As you point out, America is "not just a superpower, but the only power." Paul Kennedy, professor of history at Yale, likes to rub our noses in this disconcerting fact and was doing so again in yesterday's Observer. "We comprise slightly less than 5 percent of the world's population;" he wrote, "but we imbibe 27 percent of the world's annual oil production, create and consume nearly 30 percent of its Gross World Product and—get this—spend a full 40 percent of all the world's defence expenditures. By my calculation, the Pentagon's budget is nowadays roughly equal to the defence expenditures of the next nine or 10 highest defence-spending nations—which has never before happened in history." Under these extraordinary circumstances, it is not surprising that the Europeans feel a little forlorn. The big European nations have been accustomed for centuries to playing leading roles on the world stage, but now they are reduced to having walk-on parts. The award for Best Supporting Actor goes to Britain for standing "shoulder-to-shoulder" with America in the post-9/11 world. But the British shoulder hardly reaches above the American ankle. The U.S. defense budget has risen since 9/11 to $379 billion. Britain's defense budget last year was around $33 billion.
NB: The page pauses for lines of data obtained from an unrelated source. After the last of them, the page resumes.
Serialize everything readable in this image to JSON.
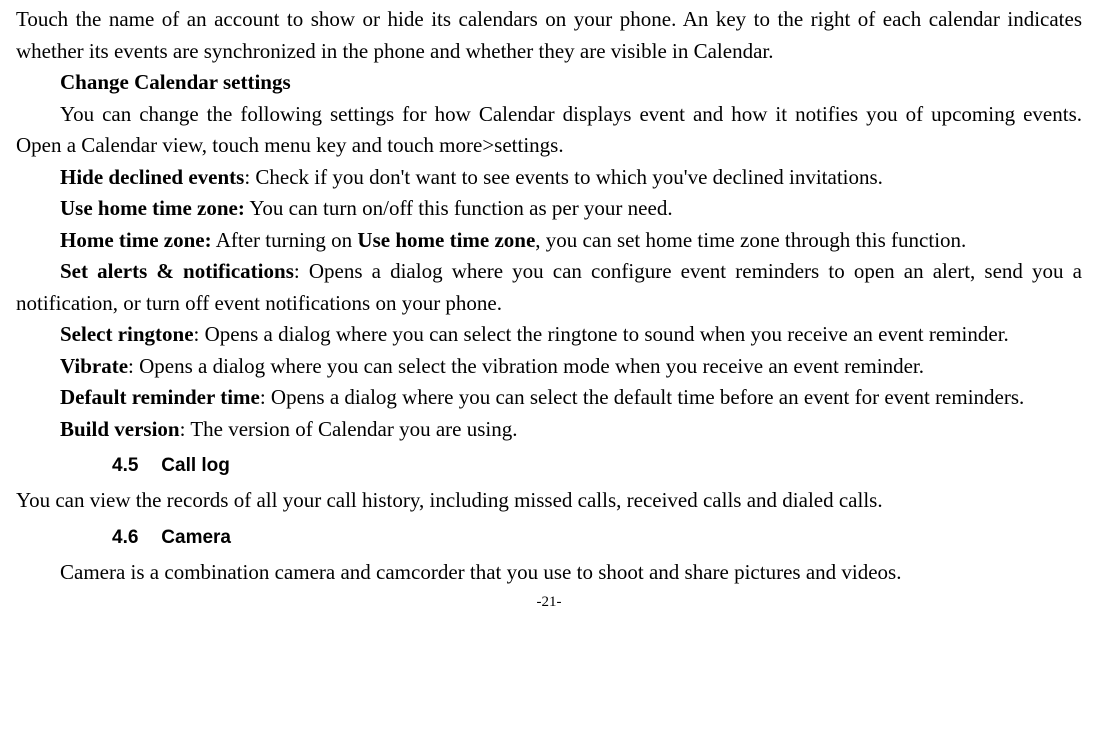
{
  "p1": "Touch the name of an account to show or hide its calendars on your phone. An key to the right of each calendar indicates whether its events are synchronized in the phone and whether they are visible in Calendar.",
  "h_change": "Change Calendar settings",
  "p_change": "You can change the following settings for how Calendar displays event and how it notifies you of upcoming events. Open a Calendar view, touch menu key and touch more>settings.",
  "h_hide": "Hide declined events",
  "p_hide": ": Check if you don't want to see events to which you've declined invitations.",
  "h_usehome": "Use home time zone:",
  "p_usehome": " You can turn on/off this function as per your need.",
  "h_hometz": "Home time zone:",
  "p_hometz_a": " After turning on ",
  "h_hometz_inline": "Use home time zone",
  "p_hometz_b": ", you can set home time zone through this function.",
  "h_alerts": "Set alerts & notifications",
  "p_alerts": ": Opens a dialog where you can configure event reminders to open an alert, send you a notification, or turn off event notifications on your phone.",
  "h_ring": "Select ringtone",
  "p_ring": ": Opens a dialog where you can select the ringtone to sound when you receive an event reminder.",
  "h_vib": "Vibrate",
  "p_vib": ": Opens a dialog where you can select the vibration mode when you receive an event reminder.",
  "h_def": "Default reminder time",
  "p_def": ": Opens a dialog where you can select the default time before an event for event reminders.",
  "h_build": "Build version",
  "p_build": ": The version of Calendar you are using.",
  "sec45_num": "4.5",
  "sec45_title": "Call log",
  "p_calllog": "You can view the records of all your call history, including missed calls, received calls and dialed calls.",
  "sec46_num": "4.6",
  "sec46_title": "Camera",
  "p_camera": "Camera is a combination camera and camcorder that you use to shoot and share pictures and videos.",
  "page_number": "-21-"
}
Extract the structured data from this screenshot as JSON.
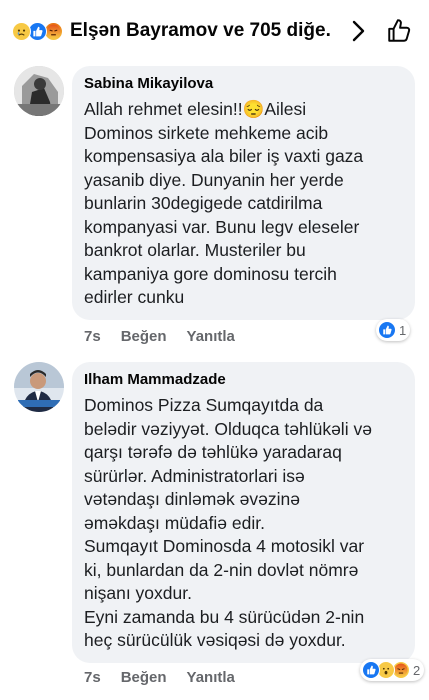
{
  "header": {
    "title": "Elşən Bayramov ve 705 diğe...",
    "reactions": [
      "sad-reaction-icon",
      "like-reaction-icon",
      "angry-reaction-icon"
    ]
  },
  "comments": [
    {
      "author": "Sabina Mikayilova",
      "text": "Allah rehmet elesin!!😔Ailesi\nDominos sirkete mehkeme acib\nkompensasiya ala biler iş vaxti gaza\nyasanib diye. Dunyanin her yerde\nbunlarin 30degigede catdirilma\nkompanyasi var. Bunu legv eleseler\nbankrot olarlar. Musteriler bu\nkampaniya gore  dominosu tercih\nedirler cunku",
      "time": "7s",
      "like_label": "Beğen",
      "reply_label": "Yanıtla",
      "reaction_count": "1"
    },
    {
      "author": "Ilham Mammadzade",
      "text": "Dominos Pizza Sumqayıtda da\nbelədir vəziyyət. Olduqca təhlükəli və\nqarşı tərəfə də təhlükə yaradaraq\nsürürlər. Administratorlari isə\nvətəndaşı dinləmək əvəzinə\nəməkdaşı müdafiə edir.\nSumqayıt Dominosda 4 motosikl var\nki, bunlardan da 2-nin dovlət nömrə\nnişanı yoxdur.\nEyni zamanda bu 4 sürücüdən 2-nin\nheç sürücülük vəsiqəsi də yoxdur.",
      "time": "7s",
      "like_label": "Beğen",
      "reply_label": "Yanıtla",
      "reaction_count": "2"
    }
  ],
  "colors": {
    "bubble": "#f0f2f5",
    "like_blue": "#1877f2",
    "meta_gray": "#65676b"
  }
}
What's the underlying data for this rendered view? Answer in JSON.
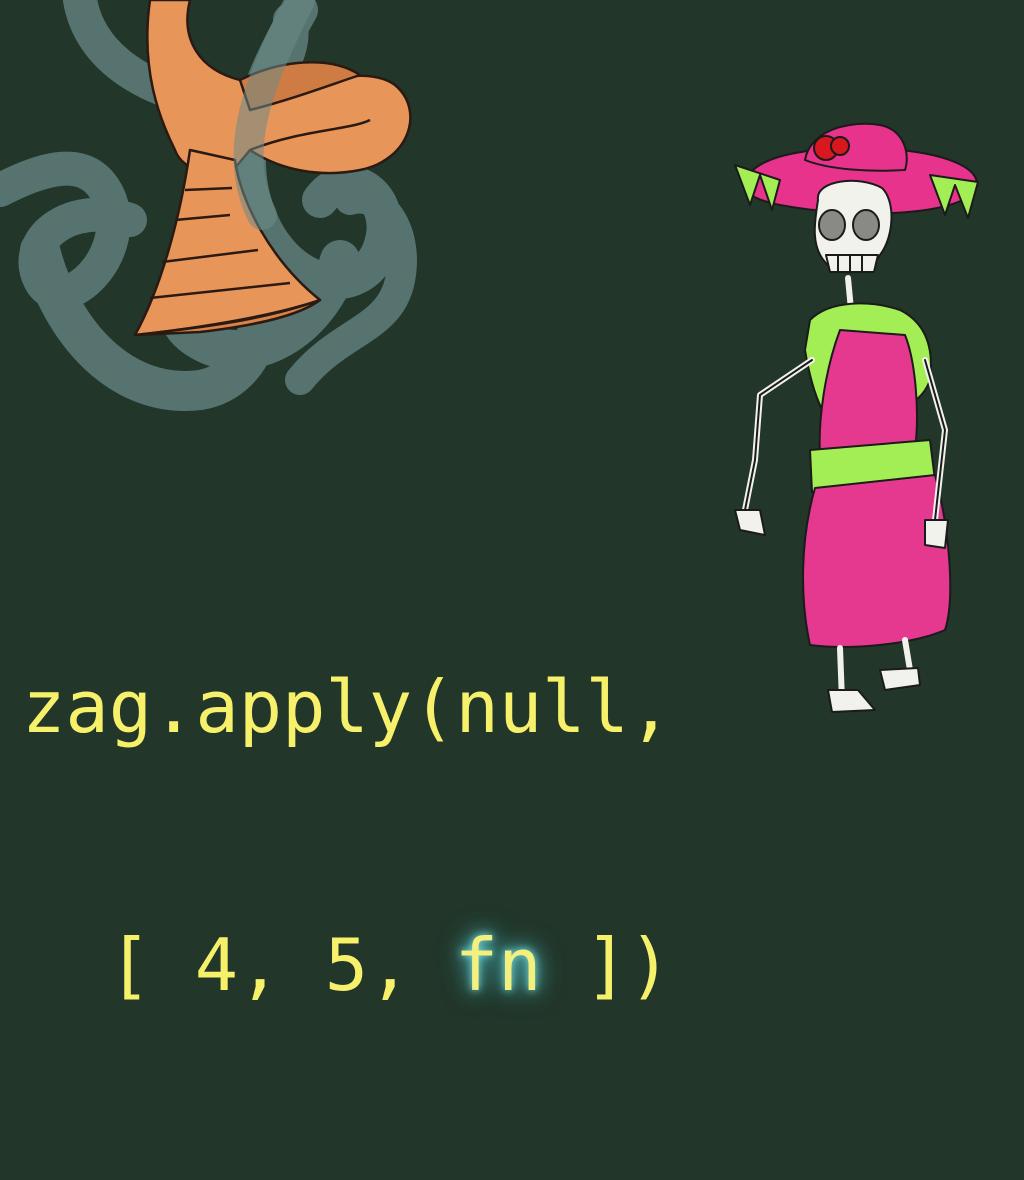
{
  "code": {
    "line1": "zag.apply(null,",
    "line2_open": "[ 4, 5, ",
    "line2_fn": "fn",
    "line2_close": " ])"
  },
  "colors": {
    "background": "#223629",
    "code_text": "#f7f06a",
    "fn_glow": "#7fe3e0",
    "smoke": "#5c7a78",
    "trumpet": "#e8955a",
    "dress": "#e5388f",
    "boa": "#a4ee55",
    "hat": "#e8338c",
    "rose": "#d8171f",
    "bone": "#f2f2ec"
  },
  "illustrations": {
    "left": "trumpet-horn-with-smoke",
    "right": "catrina-skeleton-in-pink-dress"
  }
}
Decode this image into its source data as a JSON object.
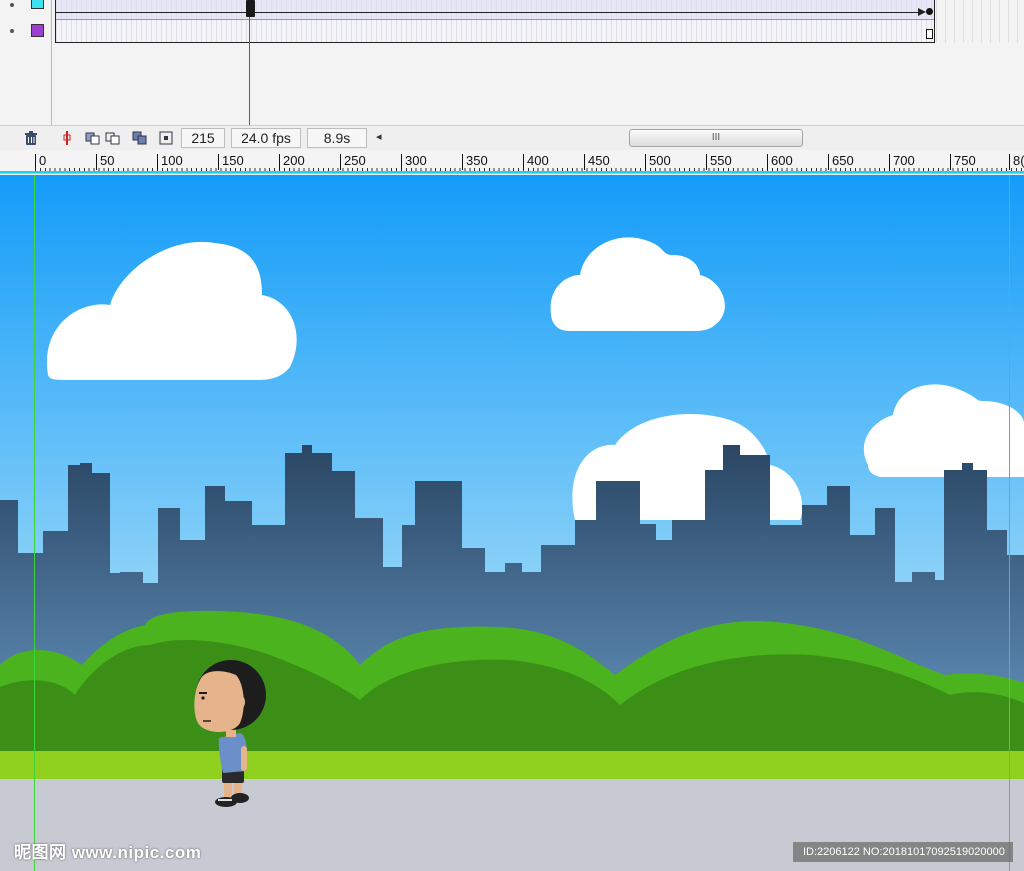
{
  "timeline": {
    "layers": [
      {
        "name": "cyan-layer",
        "color": "#3fe0f0"
      },
      {
        "name": "purple-layer",
        "color": "#9b3fcf"
      }
    ],
    "current_frame": "215",
    "fps": "24.0 fps",
    "elapsed": "8.9s",
    "scroll_thumb": "III"
  },
  "ruler": {
    "labels": [
      "0",
      "50",
      "100",
      "150",
      "200",
      "250",
      "300",
      "350",
      "400",
      "450",
      "500",
      "550",
      "600",
      "650",
      "700",
      "750",
      "8("
    ]
  },
  "stage": {
    "sky_top": "#139cf9",
    "sky_bottom": "#8fd3f7",
    "skyline": "#2f4f6f",
    "bush_light": "#4ab31d",
    "bush_dark": "#3b8f16",
    "grass": "#8fd11e",
    "road": "#c8cad3",
    "guide": "#3ad63a"
  },
  "watermark": {
    "left": "昵图网 www.nipic.com",
    "right": "ID:2206122 NO:20181017092519020000"
  }
}
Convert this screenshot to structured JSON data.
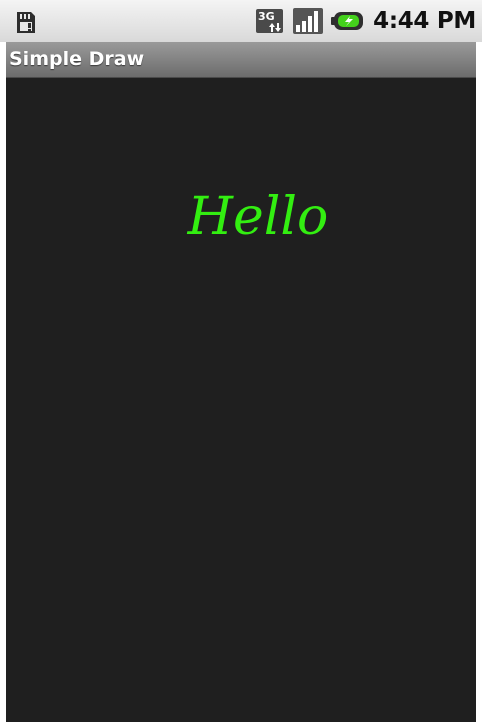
{
  "status_bar": {
    "icons": [
      "sd-card-icon",
      "3g-data-icon",
      "signal-strength-icon",
      "battery-charging-icon"
    ],
    "time": "4:44 PM"
  },
  "app": {
    "title": "Simple Draw"
  },
  "canvas": {
    "text": "Hello",
    "text_color": "#33ee11",
    "background": "#1f1f1f"
  }
}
There is, however, one area in which Europe still spends more money than the United States, and that is development. The Washington Post article you refer to says the EU spends about $30 billion a year on development assistance, nearly three times as much as America. So it's bound to want to make a virtue out of this. Tony Blair, when he was in opposition, had a catch phrase to encapsulate the Labour Party's attitude toward law and order—"tough on crime, and tough on the causes of crime." That seems roughly to be the European position on global terrorism. European countries support America's desire to crush terror by force, especially as America doesn't require them to help in this unenviable task. But they also believe that by delivering prosperity to its breeding grounds, they will eventually eradicate its causes. The Americans regard this as wishful thinking, and they are probably right. The suicide bombers of 9/11 were mostly well-off, middle-class people motivated by religious fanaticism and a deep loathing of the United States. I doubt if that loathing has much to do with antipathy to the American way of life—freedom, democracy, MTV, etc.—which is what President Bush would have us believe. It is, rather, an inevitable response to any nation possessing power and wealth on such a monumental scale. Rooting out poverty in the homelands of terrorism, even if such a thing were possible, would probably do little to make Americans any safer.
The Europeans don't like this "axis of evil" talk because it undermines their "good cop"—or what Americans might consider cowardly—role. But I doubt if the alliance is in as much trouble as is often claimed. I'm sure you are quite right in saying that European feelings toward the United States are more bitter and nasty and emotional in private than they are in public. They always have been. But if the best public evidence of a rift is the complaint by Chris Patten, the EU external affairs commissioner, that America may be shifting into "unilateral overdrive," then I doubt if there is all that much to worry about. I hope not, anyway. Good luck with your move. Your problems with napkin rings, bottle openers, and wine glasses suggests rather a glamorous way of life in Warsaw.
Alexander Chancellor is a columnist for the Guardian.